In the aftermath of any change there is loss, and loss often propels us to return to and reinvest in what feels normal.  When upheaval fractures normalcy, we rush to find the stability of our former predictable habit-patterns. However, there is another option available, one that demands a change of attitude.  We can take a different turn and humbly submit to the serious challenges of learning to reconsider, reorganize, and attempt to reconstruct our subjective reality.  Often it’s all we can do, and perfectly valid, to simply restore the previous order.  But sometimes that very restoration is counterproductive and gasses out, rendering us scared and resistant to the natural call for and pressure of, change.  On both individual and social levels, this anxious tendency to turn back is often diminishing, propagating new problems.

To discover a better way or future won’t come about by hiding behind a wall of anxiety.  It is hard to change a well-worn attitude, but not impossible.  Kierkegaard’s way through is to attend the “school of anxiety.”  He says we must contend with and use our “freedom” to influence our future and open to the possibilities of surprise and self-realization.  Potential can only be developed and actualized by using anxiety constructively.  We choose to respect the anxiety that comes of moving beyond our safe(r), but limiting, self-preservational instincts in order to increase self-awareness and heed the call to become more of our true selves in the world.

Furthermore, if anxiety is a kind of curriculum or “school,” then what is it trying to teach or at least point out?  What are the messages imbedded within our own unique versions of anxiety?  What might “it” be telling us about our current way of living that could or should be addressed?  Does the anxiety communicate something useful in terms of thinking creatively and acting in reconsidered ways?  In many respects, anxiety seems to want to snap us back to who we believe ourselves to be when the environment demands something new or different from us.  Following this logic, it may be interpreted as resistance to change.  But it’s just as possible that anxiety serves as a self-protective coping mechanism, sparing us all our wild oscillations of hope and dread.  If we can see the “what for” of anxiety, then perhaps we can soften its grip to make use of what it signals to us about ourselves and life situations.

I believe my friend’s paintings capture many of the dimensions of the arduous challenge to endure anxiety through difficult times.  They certainly inspire such thoughts in me as I study them.  The pandemic and its continuing rolling complexities certainly is such a time and some artists are able to convey such complexities in their works.  Clearly, both individually and socially, we are struggling to recover and meaningfully reconstruct.  Change is inevitable.  If the pandemic and our exposed social inequities and injustices haven’t yet, what more will take to drive it home?  The paintings show, through abstract imagery, an honest struggle to tolerate ambiguity, uncertainty, and precariousness, let alone to hold their many tensions.  They invite deep questions about the nature of how we perceive reality.  And yet, this is precisely what we are called to do. Once busy, crisp and well-defined, the artist’s conceptions must slowly dissolve, even disintegrate for a time, then merge into new forms.
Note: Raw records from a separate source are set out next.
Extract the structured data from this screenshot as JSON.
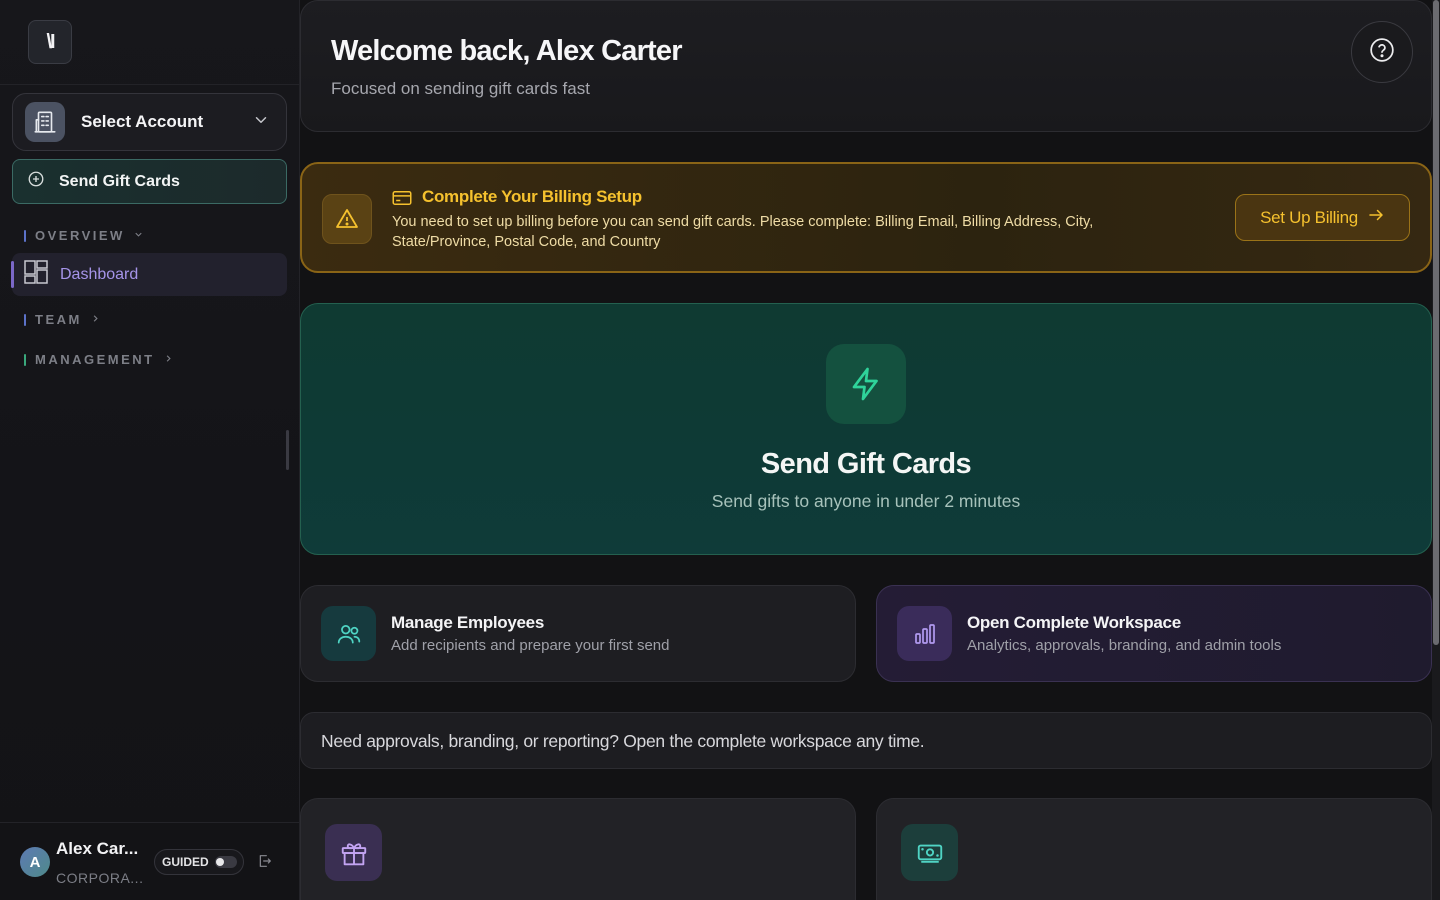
{
  "sidebar": {
    "logo_text": "\\I",
    "account_select_label": "Select Account",
    "send_button_label": "Send Gift Cards",
    "sections": {
      "overview": "OVERVIEW",
      "team": "TEAM",
      "management": "MANAGEMENT"
    },
    "nav_dashboard": "Dashboard",
    "user": {
      "initial": "A",
      "name": "Alex Car...",
      "org": "CORPORA...",
      "mode_label": "GUIDED"
    }
  },
  "header": {
    "title": "Welcome back, Alex Carter",
    "subtitle": "Focused on sending gift cards fast"
  },
  "billing": {
    "title": "Complete Your Billing Setup",
    "text": "You need to set up billing before you can send gift cards. Please complete: Billing Email, Billing Address, City, State/Province, Postal Code, and Country",
    "button": "Set Up Billing"
  },
  "hero": {
    "title": "Send Gift Cards",
    "subtitle": "Send gifts to anyone in under 2 minutes"
  },
  "cards": {
    "employees": {
      "title": "Manage Employees",
      "subtitle": "Add recipients and prepare your first send"
    },
    "workspace": {
      "title": "Open Complete Workspace",
      "subtitle": "Analytics, approvals, branding, and admin tools"
    }
  },
  "note": "Need approvals, branding, or reporting? Open the complete workspace any time.",
  "colors": {
    "accent_green": "#2fd39a",
    "accent_gold": "#f5c12e",
    "accent_purple": "#a594e8",
    "background": "#121214"
  }
}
What shall the former images retain of themselves as they change?  What should they hold on to?  What must they let go of?  Engaging such questions requires a certain kind of respect for and tolerance, perhaps at some point acceptance, of anxiety and the potentials it can mobilize.